• Work request
All lines of the material that contain "Aftertouch" must be copied out.

BEGIN Material provided

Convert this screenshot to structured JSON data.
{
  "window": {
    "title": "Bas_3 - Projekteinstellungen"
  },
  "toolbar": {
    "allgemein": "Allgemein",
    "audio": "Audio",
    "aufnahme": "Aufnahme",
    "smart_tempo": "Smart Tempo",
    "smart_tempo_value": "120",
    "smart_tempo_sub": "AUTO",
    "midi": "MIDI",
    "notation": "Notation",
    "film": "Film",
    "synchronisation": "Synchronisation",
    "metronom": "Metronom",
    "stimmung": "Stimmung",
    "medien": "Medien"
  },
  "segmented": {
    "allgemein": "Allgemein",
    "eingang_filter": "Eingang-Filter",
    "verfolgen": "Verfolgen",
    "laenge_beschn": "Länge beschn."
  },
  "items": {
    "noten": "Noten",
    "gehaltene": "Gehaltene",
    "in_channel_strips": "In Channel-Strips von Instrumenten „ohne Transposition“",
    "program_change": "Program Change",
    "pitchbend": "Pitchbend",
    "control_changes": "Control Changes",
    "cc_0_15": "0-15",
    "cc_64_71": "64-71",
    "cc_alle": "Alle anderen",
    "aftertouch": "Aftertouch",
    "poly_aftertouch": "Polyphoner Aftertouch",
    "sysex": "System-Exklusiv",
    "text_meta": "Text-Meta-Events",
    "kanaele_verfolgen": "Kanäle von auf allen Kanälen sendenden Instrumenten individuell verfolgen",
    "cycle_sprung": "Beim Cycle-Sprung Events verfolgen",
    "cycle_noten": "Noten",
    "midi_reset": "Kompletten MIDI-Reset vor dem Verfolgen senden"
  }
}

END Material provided

• Response area
    "aftertouch": "Aftertouch",
    "poly_aftertouch": "Polyphoner Aftertouch",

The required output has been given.